* Activity: A complete response lists each line of the data below that includes the word "Emitter".
*** Opening Data provided ***
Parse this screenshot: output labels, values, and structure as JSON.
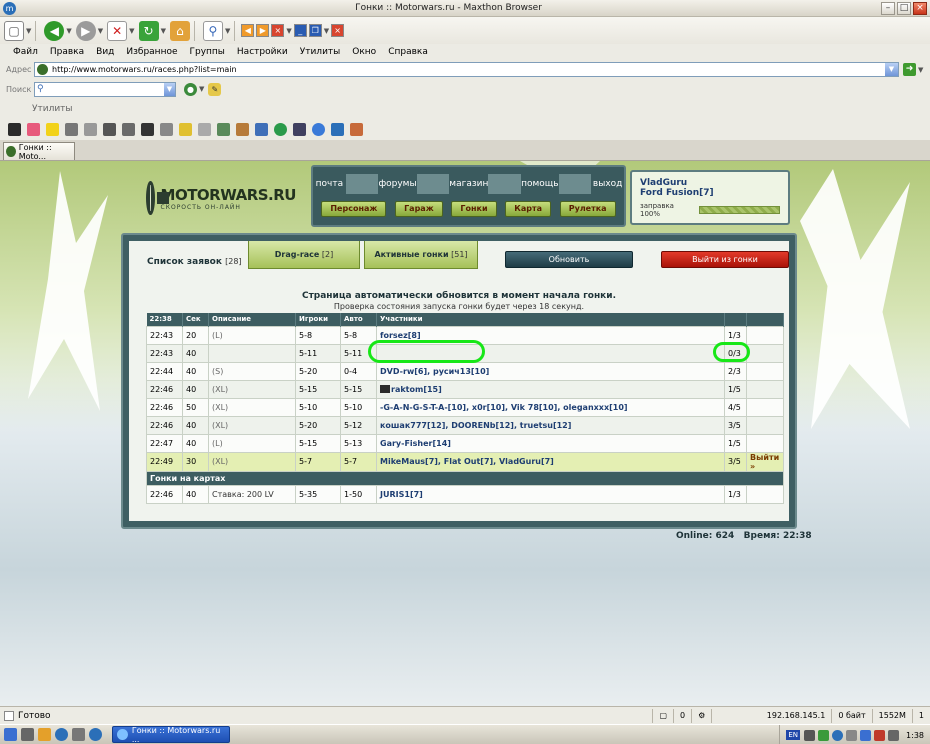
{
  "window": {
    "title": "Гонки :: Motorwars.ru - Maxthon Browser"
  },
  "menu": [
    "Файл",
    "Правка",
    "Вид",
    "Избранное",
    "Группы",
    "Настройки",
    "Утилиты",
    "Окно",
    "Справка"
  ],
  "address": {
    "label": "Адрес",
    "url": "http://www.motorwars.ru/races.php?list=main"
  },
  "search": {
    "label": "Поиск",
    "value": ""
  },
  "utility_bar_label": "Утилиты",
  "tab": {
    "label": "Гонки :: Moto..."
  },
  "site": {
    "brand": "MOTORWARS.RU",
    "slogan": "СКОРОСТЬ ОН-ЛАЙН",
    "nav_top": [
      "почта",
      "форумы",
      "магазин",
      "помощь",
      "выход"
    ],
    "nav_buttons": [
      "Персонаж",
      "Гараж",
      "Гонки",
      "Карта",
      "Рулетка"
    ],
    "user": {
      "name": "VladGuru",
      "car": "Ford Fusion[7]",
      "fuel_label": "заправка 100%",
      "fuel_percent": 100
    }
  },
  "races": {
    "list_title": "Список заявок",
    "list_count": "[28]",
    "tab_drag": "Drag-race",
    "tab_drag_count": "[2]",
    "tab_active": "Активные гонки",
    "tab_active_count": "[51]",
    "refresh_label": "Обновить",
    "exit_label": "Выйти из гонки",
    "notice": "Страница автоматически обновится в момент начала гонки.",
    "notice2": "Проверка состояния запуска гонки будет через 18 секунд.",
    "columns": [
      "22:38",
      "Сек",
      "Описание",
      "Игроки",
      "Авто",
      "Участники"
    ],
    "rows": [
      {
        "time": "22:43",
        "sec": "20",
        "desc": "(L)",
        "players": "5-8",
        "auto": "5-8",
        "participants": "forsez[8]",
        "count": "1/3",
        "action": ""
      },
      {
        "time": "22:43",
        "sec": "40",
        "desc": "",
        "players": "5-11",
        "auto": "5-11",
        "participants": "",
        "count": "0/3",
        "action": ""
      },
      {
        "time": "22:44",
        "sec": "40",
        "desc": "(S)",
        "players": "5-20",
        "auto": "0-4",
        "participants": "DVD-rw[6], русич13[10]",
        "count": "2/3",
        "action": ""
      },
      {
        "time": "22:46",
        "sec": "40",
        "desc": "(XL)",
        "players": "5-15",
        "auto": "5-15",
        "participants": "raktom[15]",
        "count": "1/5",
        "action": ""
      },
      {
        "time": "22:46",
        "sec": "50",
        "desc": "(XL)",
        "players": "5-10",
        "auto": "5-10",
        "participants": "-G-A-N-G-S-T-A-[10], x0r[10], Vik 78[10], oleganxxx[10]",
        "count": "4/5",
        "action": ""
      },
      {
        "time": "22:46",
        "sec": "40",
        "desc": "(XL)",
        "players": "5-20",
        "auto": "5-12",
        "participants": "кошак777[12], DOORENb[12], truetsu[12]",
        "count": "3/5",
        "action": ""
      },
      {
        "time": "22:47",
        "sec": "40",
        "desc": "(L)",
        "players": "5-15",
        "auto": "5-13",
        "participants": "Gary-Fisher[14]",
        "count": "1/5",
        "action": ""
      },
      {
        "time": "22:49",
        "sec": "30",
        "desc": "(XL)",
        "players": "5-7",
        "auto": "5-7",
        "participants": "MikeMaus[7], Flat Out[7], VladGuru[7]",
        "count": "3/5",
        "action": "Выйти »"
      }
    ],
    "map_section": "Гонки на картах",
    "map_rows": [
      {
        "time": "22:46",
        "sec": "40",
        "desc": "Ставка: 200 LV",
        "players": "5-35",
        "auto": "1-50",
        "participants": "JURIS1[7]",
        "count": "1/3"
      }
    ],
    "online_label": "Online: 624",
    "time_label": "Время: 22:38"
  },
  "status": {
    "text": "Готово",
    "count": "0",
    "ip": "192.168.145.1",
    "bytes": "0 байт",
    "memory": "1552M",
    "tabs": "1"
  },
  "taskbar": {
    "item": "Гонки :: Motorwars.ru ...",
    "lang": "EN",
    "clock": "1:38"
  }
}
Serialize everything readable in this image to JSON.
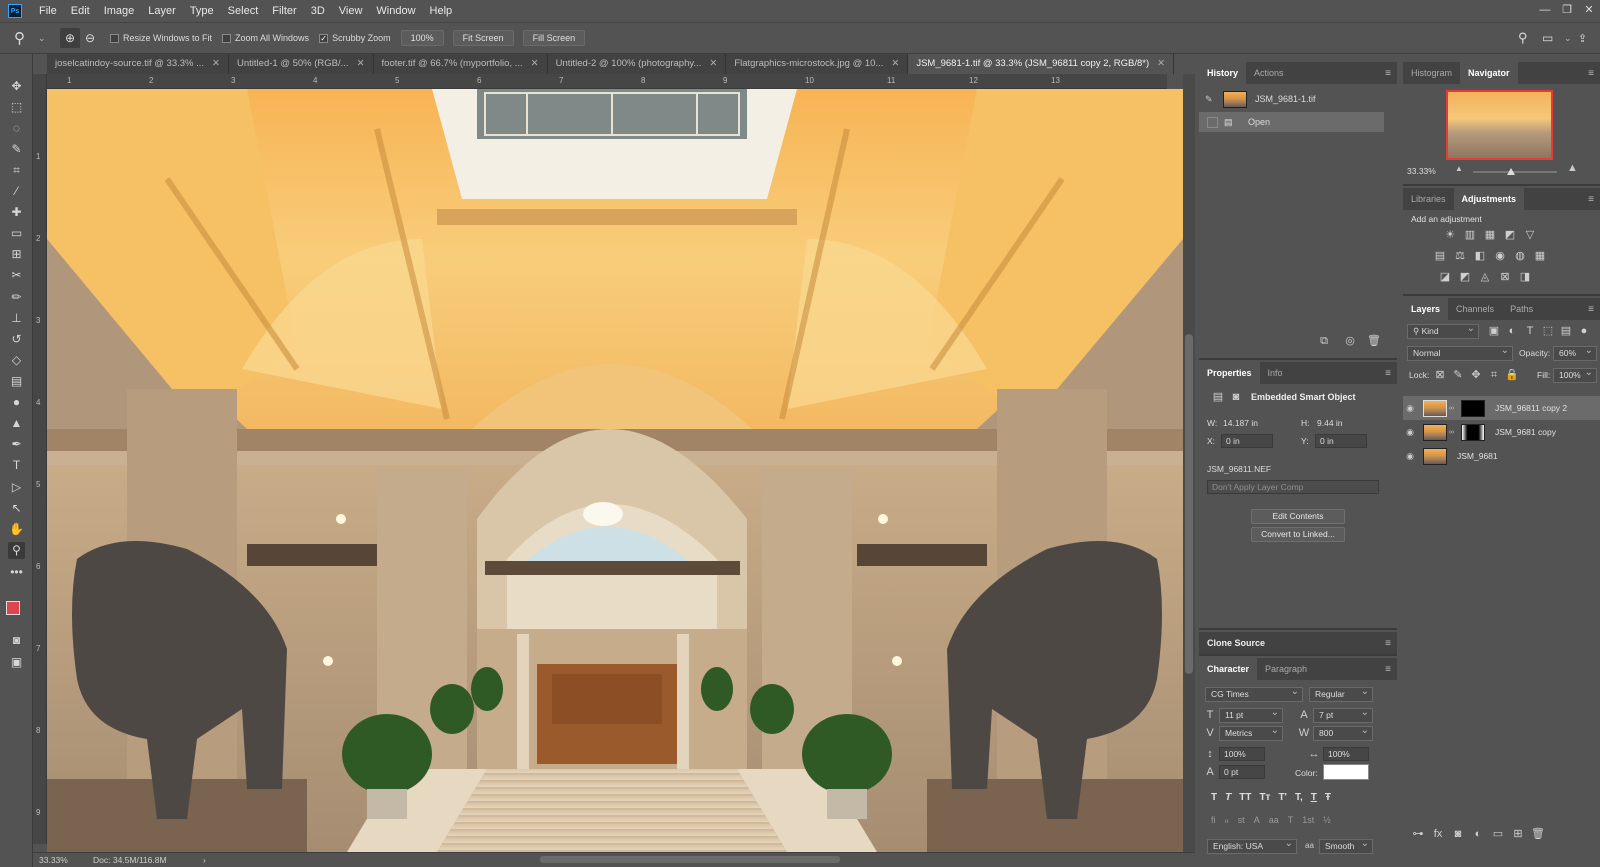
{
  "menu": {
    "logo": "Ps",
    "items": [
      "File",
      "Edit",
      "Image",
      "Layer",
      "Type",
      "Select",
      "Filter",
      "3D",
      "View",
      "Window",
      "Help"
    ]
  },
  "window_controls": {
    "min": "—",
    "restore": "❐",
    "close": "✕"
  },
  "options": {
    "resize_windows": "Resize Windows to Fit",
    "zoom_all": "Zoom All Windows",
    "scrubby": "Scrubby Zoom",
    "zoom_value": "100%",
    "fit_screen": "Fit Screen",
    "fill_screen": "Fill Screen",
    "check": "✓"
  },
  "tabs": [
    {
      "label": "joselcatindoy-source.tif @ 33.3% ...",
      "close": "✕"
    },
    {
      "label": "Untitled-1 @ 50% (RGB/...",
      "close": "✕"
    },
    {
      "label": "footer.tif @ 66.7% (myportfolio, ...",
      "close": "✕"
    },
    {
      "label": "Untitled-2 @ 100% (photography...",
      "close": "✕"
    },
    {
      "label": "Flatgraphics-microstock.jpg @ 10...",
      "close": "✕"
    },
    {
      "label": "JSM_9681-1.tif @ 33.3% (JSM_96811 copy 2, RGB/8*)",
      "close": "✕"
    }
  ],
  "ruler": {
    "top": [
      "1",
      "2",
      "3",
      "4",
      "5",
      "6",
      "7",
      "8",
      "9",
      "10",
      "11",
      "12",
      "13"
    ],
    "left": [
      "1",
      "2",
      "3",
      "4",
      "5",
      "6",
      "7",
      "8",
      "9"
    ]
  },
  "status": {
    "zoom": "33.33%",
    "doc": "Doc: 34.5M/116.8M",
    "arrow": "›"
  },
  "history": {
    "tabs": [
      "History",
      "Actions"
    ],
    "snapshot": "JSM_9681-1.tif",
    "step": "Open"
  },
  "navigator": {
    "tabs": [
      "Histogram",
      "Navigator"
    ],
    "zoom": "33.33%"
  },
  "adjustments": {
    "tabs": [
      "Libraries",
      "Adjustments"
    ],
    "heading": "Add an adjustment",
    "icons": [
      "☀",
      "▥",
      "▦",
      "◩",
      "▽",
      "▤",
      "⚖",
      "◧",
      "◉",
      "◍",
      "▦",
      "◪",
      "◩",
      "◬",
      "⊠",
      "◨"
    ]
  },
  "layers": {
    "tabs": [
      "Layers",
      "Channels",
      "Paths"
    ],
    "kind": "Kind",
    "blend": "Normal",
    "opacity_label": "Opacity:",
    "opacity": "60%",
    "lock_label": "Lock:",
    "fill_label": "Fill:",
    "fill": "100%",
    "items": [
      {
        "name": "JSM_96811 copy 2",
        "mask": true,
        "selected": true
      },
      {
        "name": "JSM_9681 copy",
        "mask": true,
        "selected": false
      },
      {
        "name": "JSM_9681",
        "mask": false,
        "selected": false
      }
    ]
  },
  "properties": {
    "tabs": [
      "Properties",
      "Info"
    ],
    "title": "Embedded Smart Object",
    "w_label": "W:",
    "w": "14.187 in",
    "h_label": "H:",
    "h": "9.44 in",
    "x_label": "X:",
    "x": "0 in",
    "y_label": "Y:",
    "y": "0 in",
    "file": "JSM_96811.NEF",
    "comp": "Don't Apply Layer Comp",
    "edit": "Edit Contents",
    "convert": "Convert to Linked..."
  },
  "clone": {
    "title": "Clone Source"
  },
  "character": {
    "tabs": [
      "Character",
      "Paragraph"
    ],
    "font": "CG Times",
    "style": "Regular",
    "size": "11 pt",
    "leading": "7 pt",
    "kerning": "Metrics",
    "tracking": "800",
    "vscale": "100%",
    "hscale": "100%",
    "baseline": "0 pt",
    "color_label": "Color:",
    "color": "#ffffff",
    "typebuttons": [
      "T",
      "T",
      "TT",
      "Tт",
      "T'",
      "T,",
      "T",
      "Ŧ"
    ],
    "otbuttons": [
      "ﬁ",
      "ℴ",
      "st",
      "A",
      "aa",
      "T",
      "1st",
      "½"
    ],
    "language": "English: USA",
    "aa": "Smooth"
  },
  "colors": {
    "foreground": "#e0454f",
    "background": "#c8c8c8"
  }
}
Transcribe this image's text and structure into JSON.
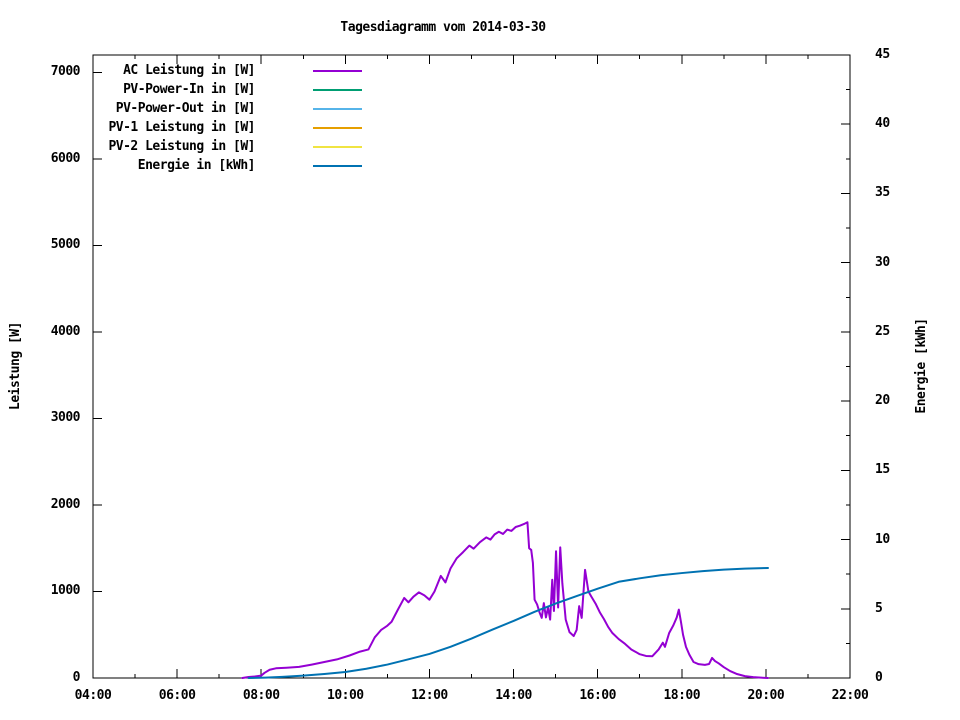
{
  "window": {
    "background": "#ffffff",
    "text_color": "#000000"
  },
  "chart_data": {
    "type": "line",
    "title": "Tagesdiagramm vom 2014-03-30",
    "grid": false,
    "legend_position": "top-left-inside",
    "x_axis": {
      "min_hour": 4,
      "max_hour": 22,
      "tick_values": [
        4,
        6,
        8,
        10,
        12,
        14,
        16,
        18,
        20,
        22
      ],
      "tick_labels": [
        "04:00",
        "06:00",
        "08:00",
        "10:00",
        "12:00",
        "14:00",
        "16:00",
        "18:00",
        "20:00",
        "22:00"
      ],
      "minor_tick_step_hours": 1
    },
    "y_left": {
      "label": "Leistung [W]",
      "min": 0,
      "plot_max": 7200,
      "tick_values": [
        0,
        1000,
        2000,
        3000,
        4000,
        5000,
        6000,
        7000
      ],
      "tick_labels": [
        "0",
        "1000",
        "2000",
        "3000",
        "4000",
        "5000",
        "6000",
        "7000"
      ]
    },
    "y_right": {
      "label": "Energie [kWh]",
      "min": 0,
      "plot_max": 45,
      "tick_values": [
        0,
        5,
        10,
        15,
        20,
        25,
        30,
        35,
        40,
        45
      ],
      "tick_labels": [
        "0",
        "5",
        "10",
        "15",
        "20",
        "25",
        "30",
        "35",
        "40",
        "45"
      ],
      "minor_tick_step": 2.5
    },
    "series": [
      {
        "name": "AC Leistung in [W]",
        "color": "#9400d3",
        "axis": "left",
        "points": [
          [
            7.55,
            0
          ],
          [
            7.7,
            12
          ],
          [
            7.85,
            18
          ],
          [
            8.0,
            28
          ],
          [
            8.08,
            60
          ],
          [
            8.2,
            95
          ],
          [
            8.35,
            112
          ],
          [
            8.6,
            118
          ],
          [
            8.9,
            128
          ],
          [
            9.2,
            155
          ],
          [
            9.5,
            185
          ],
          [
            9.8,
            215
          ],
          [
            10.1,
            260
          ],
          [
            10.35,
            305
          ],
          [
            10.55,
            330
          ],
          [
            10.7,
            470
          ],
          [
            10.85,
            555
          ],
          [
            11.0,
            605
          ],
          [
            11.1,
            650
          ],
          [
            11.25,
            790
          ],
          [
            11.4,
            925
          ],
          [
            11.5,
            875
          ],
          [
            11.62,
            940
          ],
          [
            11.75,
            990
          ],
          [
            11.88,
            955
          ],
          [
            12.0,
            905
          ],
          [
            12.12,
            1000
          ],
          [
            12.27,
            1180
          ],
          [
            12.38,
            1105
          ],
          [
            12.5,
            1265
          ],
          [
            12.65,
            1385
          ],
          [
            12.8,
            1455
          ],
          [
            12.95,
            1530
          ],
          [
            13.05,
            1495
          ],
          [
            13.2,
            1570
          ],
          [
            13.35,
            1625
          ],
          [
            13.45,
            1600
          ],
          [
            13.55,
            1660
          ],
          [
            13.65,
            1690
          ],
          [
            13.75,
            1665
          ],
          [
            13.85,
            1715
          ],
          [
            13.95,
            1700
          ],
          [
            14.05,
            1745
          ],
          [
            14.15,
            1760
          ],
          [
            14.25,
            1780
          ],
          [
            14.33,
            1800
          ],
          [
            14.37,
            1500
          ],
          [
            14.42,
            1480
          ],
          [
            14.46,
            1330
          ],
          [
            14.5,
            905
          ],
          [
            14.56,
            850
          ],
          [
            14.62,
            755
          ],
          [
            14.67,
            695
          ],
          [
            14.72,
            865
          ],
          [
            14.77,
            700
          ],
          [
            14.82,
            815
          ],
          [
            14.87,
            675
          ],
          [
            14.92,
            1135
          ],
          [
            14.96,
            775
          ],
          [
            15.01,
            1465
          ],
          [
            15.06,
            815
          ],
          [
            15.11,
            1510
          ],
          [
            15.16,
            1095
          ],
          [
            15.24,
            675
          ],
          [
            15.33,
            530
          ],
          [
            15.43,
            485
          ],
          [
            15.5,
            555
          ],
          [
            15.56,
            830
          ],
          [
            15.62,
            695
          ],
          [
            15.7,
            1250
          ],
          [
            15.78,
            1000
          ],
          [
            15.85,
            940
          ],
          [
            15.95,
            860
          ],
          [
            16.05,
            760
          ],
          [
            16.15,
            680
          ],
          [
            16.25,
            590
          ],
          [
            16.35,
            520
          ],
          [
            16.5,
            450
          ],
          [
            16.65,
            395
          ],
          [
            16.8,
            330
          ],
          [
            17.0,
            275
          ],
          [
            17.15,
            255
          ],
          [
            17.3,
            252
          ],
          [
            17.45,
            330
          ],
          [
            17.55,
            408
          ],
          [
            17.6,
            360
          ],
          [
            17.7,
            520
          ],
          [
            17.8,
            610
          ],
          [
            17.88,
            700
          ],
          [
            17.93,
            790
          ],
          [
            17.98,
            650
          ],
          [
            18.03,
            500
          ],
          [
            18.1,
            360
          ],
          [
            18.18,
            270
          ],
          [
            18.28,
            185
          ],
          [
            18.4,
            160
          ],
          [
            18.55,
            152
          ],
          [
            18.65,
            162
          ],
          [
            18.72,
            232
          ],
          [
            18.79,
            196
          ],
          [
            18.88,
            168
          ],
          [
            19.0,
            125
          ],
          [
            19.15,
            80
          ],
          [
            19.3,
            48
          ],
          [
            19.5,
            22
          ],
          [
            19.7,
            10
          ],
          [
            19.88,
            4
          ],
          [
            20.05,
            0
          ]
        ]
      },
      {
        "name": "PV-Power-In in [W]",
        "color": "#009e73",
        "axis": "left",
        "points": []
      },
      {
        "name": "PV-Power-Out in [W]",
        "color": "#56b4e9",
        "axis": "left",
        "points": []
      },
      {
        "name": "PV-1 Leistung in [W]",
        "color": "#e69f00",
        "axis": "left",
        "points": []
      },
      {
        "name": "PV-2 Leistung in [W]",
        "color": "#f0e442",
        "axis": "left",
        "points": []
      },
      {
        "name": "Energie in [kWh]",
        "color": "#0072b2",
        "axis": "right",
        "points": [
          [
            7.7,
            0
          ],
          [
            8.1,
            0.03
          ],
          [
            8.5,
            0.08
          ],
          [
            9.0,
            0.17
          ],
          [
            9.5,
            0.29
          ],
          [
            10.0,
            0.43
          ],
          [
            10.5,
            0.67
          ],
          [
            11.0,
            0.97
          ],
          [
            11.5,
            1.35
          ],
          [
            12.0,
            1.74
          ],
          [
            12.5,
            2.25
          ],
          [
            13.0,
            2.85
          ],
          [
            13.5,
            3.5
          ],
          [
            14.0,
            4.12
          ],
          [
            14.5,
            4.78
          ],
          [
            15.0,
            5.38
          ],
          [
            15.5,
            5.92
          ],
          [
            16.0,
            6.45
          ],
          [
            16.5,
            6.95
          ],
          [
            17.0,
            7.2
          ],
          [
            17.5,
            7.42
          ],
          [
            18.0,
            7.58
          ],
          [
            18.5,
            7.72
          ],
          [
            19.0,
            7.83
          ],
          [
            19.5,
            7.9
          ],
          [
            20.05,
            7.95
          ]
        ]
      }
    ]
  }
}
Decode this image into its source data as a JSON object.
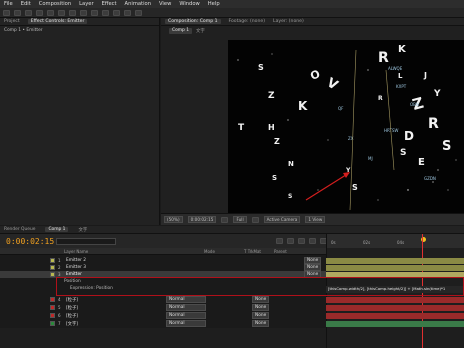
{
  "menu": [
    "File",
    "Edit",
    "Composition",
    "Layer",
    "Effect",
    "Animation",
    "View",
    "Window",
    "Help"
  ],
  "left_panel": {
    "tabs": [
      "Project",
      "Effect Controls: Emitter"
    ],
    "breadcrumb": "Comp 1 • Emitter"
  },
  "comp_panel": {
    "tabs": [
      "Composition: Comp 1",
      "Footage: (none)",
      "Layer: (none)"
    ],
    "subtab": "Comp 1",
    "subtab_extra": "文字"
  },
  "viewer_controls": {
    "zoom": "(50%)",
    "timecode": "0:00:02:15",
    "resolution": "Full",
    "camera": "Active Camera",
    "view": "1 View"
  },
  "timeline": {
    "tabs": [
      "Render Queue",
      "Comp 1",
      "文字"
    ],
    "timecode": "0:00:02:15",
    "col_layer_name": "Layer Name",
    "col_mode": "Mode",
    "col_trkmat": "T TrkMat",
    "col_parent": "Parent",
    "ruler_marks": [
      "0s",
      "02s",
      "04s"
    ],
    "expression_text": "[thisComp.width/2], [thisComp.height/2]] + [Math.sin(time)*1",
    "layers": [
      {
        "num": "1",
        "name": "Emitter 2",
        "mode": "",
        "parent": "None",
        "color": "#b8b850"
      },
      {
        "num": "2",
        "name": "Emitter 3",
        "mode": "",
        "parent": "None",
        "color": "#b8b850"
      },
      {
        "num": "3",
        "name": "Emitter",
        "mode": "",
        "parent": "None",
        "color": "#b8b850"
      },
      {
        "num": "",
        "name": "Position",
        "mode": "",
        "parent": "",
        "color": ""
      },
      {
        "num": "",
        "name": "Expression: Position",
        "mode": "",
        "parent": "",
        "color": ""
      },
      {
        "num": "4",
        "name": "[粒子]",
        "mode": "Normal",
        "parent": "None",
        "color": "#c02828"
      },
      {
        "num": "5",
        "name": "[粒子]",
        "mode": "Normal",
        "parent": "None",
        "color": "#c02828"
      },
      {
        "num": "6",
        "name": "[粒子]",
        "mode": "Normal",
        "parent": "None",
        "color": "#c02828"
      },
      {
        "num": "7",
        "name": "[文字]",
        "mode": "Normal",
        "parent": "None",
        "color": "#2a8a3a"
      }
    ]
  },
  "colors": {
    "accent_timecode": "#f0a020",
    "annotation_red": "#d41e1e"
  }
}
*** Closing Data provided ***
* Written solution:
      "Effect Controls: Emitter"
    "breadcrumb": "Comp 1 • Emitter"
        "name": "Emitter 2",
        "name": "Emitter 3",
        "name": "Emitter",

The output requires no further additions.